Excerpts from an interface dataset
--------------------------------------------------
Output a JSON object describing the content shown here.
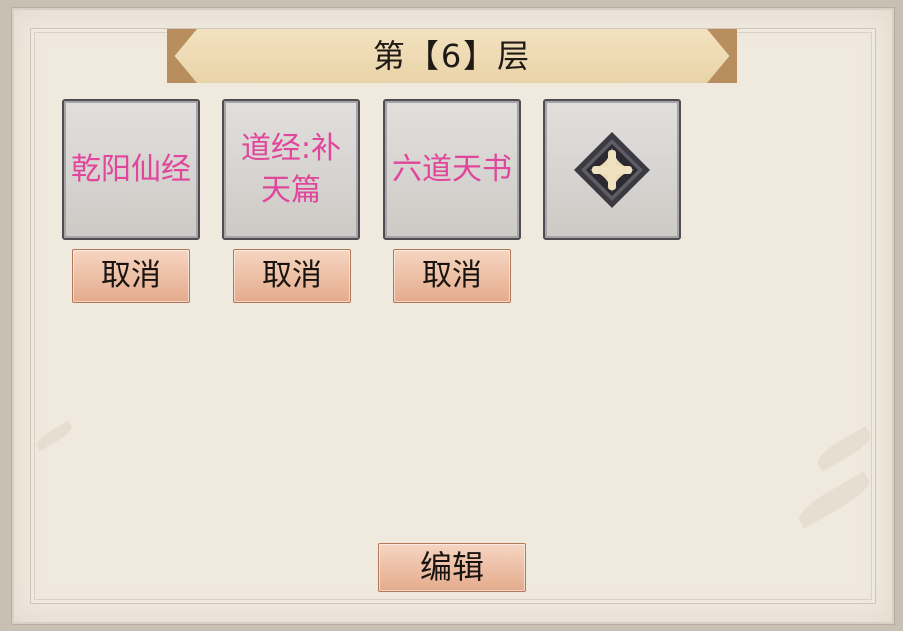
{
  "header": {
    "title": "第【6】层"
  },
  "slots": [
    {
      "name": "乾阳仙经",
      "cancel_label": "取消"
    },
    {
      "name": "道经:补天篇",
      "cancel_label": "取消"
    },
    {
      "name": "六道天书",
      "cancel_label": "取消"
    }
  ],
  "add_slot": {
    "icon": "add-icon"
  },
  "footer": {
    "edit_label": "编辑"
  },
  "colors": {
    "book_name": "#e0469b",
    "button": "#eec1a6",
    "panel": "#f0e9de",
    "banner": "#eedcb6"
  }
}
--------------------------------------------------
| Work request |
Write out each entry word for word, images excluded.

| Written response |
Output a JSON object describing the content shown here.
{
  "header": {
    "title": "第【6】层"
  },
  "slots": [
    {
      "name": "乾阳仙经",
      "cancel_label": "取消"
    },
    {
      "name": "道经:补天篇",
      "cancel_label": "取消"
    },
    {
      "name": "六道天书",
      "cancel_label": "取消"
    }
  ],
  "add_slot": {
    "icon": "add-icon"
  },
  "footer": {
    "edit_label": "编辑"
  },
  "colors": {
    "book_name": "#e0469b",
    "button": "#eec1a6",
    "panel": "#f0e9de",
    "banner": "#eedcb6"
  }
}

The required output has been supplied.